Only Memories Remain

Snow and Archana

And then on one of the most beautiful fall mornings I woke up to the news that my longest friend in Fairbanks had passed away. The night before I had been watching the super moon. The super moon that I really wasn’t that impressed by. I had been thinking that I owed her a text. Last time I texted her was in July. We used to do that, text each other every now and then. Never talk, only text. I would always text her a bunch of pictures from Alaska, because I knew she missed it, especially the summertime. She got cancer a while back. We had talked about it, how she felt like something was wrong but then never really did go to the doctor until it was maybe a little too late, or maybe it wouldn’t have mattered. We talked about how expensive it was, her visit there. I guess that might also have been one of the reasons why she didn’t really go in the first place, who knows. They charged her for the minutes she was in a room getting changed. We were so angry about that. And she ended up writing a letter saying she couldn’t pay. In one of the last texts we exchanged I asked her when she was coming back to Fairbanks. Her reply was: “Will be long before I come back to Fairbanks. Hoping for end of summer…” Already then it made me wonder what that meant. And I guess I kind of prepared for never seeing her again.

I went out running on the trails, the trails we walked on together before. Picking blueberries and cranberries, or enjoying the sun in early spring. I saw a fox, one bull moose and a female moose and lots of cranes and a little baby squirrel. I have never seen so many animals in one morning before. It was cold and frosty but the sun was on the way up. I tried not to think about it, but that was hard. I thought about that time a couple of summers ago when we were walking to the store. It was one of those hot summer days. All these yellow butterflies were laying on the road, the same ones I see in the watershed too. For some reason I collected some of the wings this summer, from those yellow butterflies in the field this year. They were already dead but the wings are so beautiful. I never quite figured out why they congregate like that, but a lot of them get killed, by cars or bikes or just by people not looking where they step. She took one of them up and put it on her shoulder. And then we walked to the store and got our groceries, and then back home again. The butterfly stayed put as far as I remember. We talked about how I would go there, to India and go hiking with her. She would show me all her awesome places she knew about.

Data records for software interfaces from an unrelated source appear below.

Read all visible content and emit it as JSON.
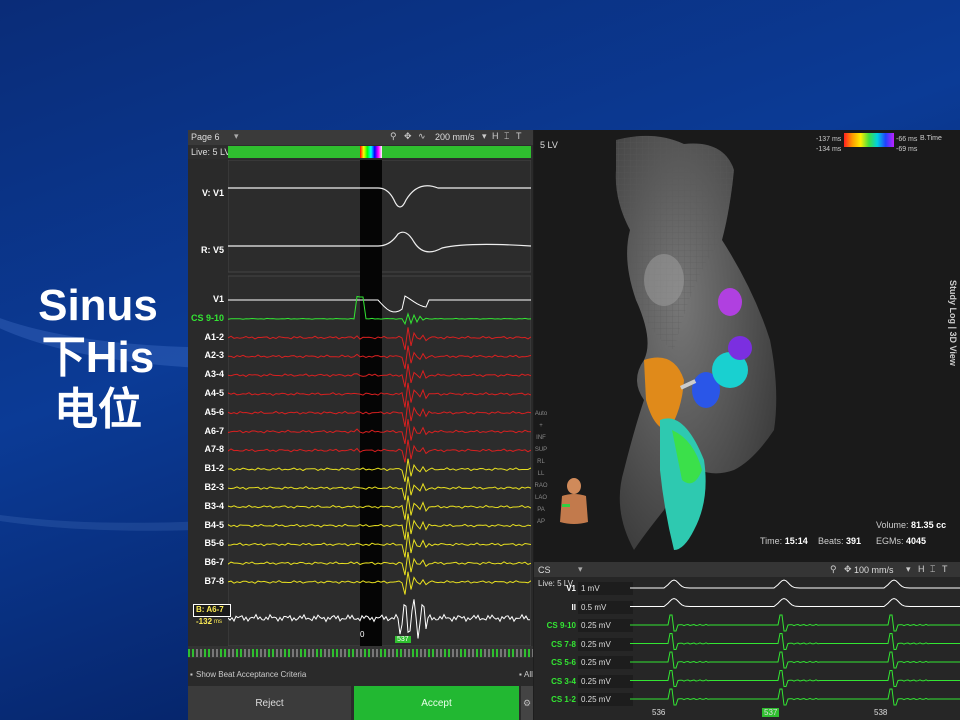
{
  "slide": {
    "line1": "Sinus",
    "line2": "下His",
    "line3": "电位"
  },
  "left_panel": {
    "page": "Page 6",
    "live": "Live: 5 LV",
    "speed": "200 mm/s",
    "ref_channels": [
      {
        "name": "V: V1",
        "color": "#ffffff"
      },
      {
        "name": "R: V5",
        "color": "#ffffff"
      }
    ],
    "channels": [
      {
        "name": "V1",
        "color": "#ffffff",
        "suffix": "V"
      },
      {
        "name": "CS 9-10",
        "color": "#33e633"
      },
      {
        "name": "A1-2",
        "color": "#ffffff"
      },
      {
        "name": "A2-3",
        "color": "#ffffff"
      },
      {
        "name": "A3-4",
        "color": "#ffffff"
      },
      {
        "name": "A4-5",
        "color": "#ffffff"
      },
      {
        "name": "A5-6",
        "color": "#ffffff"
      },
      {
        "name": "A6-7",
        "color": "#ffffff"
      },
      {
        "name": "A7-8",
        "color": "#ffffff"
      },
      {
        "name": "B1-2",
        "color": "#ffffff"
      },
      {
        "name": "B2-3",
        "color": "#ffffff"
      },
      {
        "name": "B3-4",
        "color": "#ffffff"
      },
      {
        "name": "B4-5",
        "color": "#ffffff"
      },
      {
        "name": "B5-6",
        "color": "#ffffff"
      },
      {
        "name": "B6-7",
        "color": "#ffffff"
      },
      {
        "name": "B7-8",
        "color": "#ffffff"
      }
    ],
    "lat_channel": "B: A6-7",
    "lat_value": "-132",
    "lat_unit": "ms",
    "zero_marker": "0",
    "beat_marker": "537",
    "show_criteria": "Show Beat Acceptance Criteria",
    "all_label": "All",
    "reject_label": "Reject",
    "accept_label": "Accept"
  },
  "map_panel": {
    "title": "5 LV",
    "scale_tl": "-137 ms",
    "scale_bl": "-134 ms",
    "scale_tr": "-66 ms",
    "scale_br": "-69 ms",
    "btime": "B.Time",
    "study_log": "Study Log | 3D View",
    "view_buttons": [
      "Auto",
      "+",
      "INF",
      "SUP",
      "RL",
      "LL",
      "RAO",
      "LAO",
      "PA",
      "AP"
    ],
    "time_label": "Time:",
    "time_value": "15:14",
    "beats_label": "Beats:",
    "beats_value": "391",
    "volume_label": "Volume:",
    "volume_value": "81.35 cc",
    "egms_label": "EGMs:",
    "egms_value": "4045"
  },
  "cs_panel": {
    "title": "CS",
    "speed": "100 mm/s",
    "live": "Live: 5 LV",
    "channels": [
      {
        "name": "V1",
        "scale": "1 mV",
        "color": "#ffffff"
      },
      {
        "name": "II",
        "scale": "0.5 mV",
        "color": "#ffffff"
      },
      {
        "name": "CS 9-10",
        "scale": "0.25 mV",
        "color": "#33e633"
      },
      {
        "name": "CS 7-8",
        "scale": "0.25 mV",
        "color": "#33e633"
      },
      {
        "name": "CS 5-6",
        "scale": "0.25 mV",
        "color": "#33e633"
      },
      {
        "name": "CS 3-4",
        "scale": "0.25 mV",
        "color": "#33e633"
      },
      {
        "name": "CS 1-2",
        "scale": "0.25 mV",
        "color": "#33e633"
      }
    ],
    "beat_numbers": [
      "536",
      "537",
      "538"
    ]
  },
  "colors": {
    "red_trace": "#d92020",
    "yellow_trace": "#e8e020",
    "green_trace": "#33e633",
    "accept": "#22b832"
  }
}
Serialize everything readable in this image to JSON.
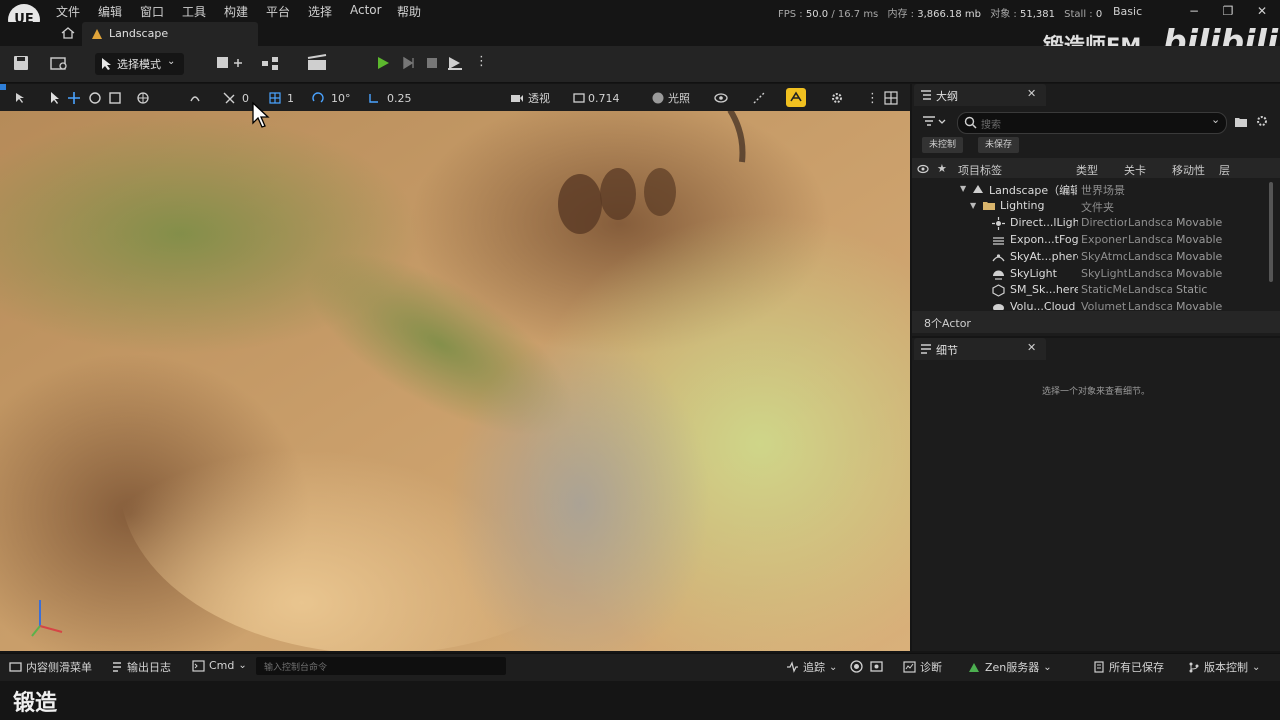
{
  "app": {
    "logo": "UE",
    "menu": [
      "文件",
      "编辑",
      "窗口",
      "工具",
      "构建",
      "平台",
      "选择",
      "Actor",
      "帮助"
    ],
    "stats": {
      "fps_label": "FPS :",
      "fps": "50.0",
      "ms": "/ 16.7 ms",
      "mem_label": "内存 :",
      "mem": "3,866.18 mb",
      "obj_label": "对象 :",
      "obj": "51,381",
      "stall_label": "Stall :",
      "stall": "0"
    },
    "profile": "Basic",
    "window_controls": [
      "−",
      "❐",
      "✕"
    ]
  },
  "tab": {
    "label": "Landscape"
  },
  "toolbar": {
    "mode_label": "选择模式"
  },
  "viewport_toolbar": {
    "snap_angle_value": "0",
    "grid_value": "1",
    "rotate_value": "10°",
    "scale_value": "0.25",
    "view_mode": "透视",
    "fov_value": "0.714",
    "lighting_label": "光照"
  },
  "outliner": {
    "title": "大纲",
    "search_placeholder": "搜索",
    "chips": [
      "未控制",
      "未保存"
    ],
    "columns": {
      "label": "项目标签",
      "type": "类型",
      "level": "关卡",
      "mobility": "移动性",
      "layer": "层"
    },
    "rows": [
      {
        "name": "Landscape（编辑",
        "type": "世界场景",
        "level": "",
        "mobility": ""
      },
      {
        "name": "Lighting",
        "type": "文件夹",
        "level": "",
        "mobility": ""
      },
      {
        "name": "Direct...lLight",
        "type": "Direction",
        "level": "Landsca",
        "mobility": "Movable"
      },
      {
        "name": "Expon...tFog",
        "type": "Exponen",
        "level": "Landsca",
        "mobility": "Movable"
      },
      {
        "name": "SkyAt...phere",
        "type": "SkyAtmo",
        "level": "Landsca",
        "mobility": "Movable"
      },
      {
        "name": "SkyLight",
        "type": "SkyLight",
        "level": "Landsca",
        "mobility": "Movable"
      },
      {
        "name": "SM_Sk...here",
        "type": "StaticMe",
        "level": "Landsca",
        "mobility": "Static"
      },
      {
        "name": "Volu...Cloud",
        "type": "Volumet",
        "level": "Landsca",
        "mobility": "Movable"
      }
    ],
    "actor_count": "8个Actor"
  },
  "details": {
    "title": "细节",
    "empty_text": "选择一个对象来查看细节。"
  },
  "bottombar": {
    "content_drawer": "内容侧滑菜单",
    "output_log": "输出日志",
    "cmd": "Cmd",
    "cmd_placeholder": "输入控制台命令",
    "trace": "追踪",
    "diagnostics": "诊断",
    "zen": "Zen服务器",
    "save_all": "所有已保存",
    "source_control": "版本控制"
  },
  "overlay": {
    "caption": "锻造",
    "watermark_text": "锻造师FM",
    "watermark_brand": "bilibili"
  }
}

Somehow the one thing that got stuck in my head after hearing about her was a stupid love letter someone wrote for someone else in the movie Country Strong. But I felt that it was fitting for the time. “Waylon said it best when he sang to Willie: If you see me getting smaller, I’m leaving don’t be grieving. Just gotta get away from here. If you see me getting smaller, don’t worry I’m in no hurry. I’ve got the right to leave”

 

I like the music video below, because Willie Nelson and Hank Williams sang it (a lot of others did too of course). The performer below is Kristian Gidlund, he was a drummer for a Swedish band. He too died of cancer and talked about the fact that he knew he was gonna die, also probably before he turned 30, just like Hank Williams did but of other reasons.. Kristian died just a couple of days short from turning 30 and before this program was aired.

I will miss Archana a lot.


Posted on September 10, 2014 and filed under Alaska, The great wide open.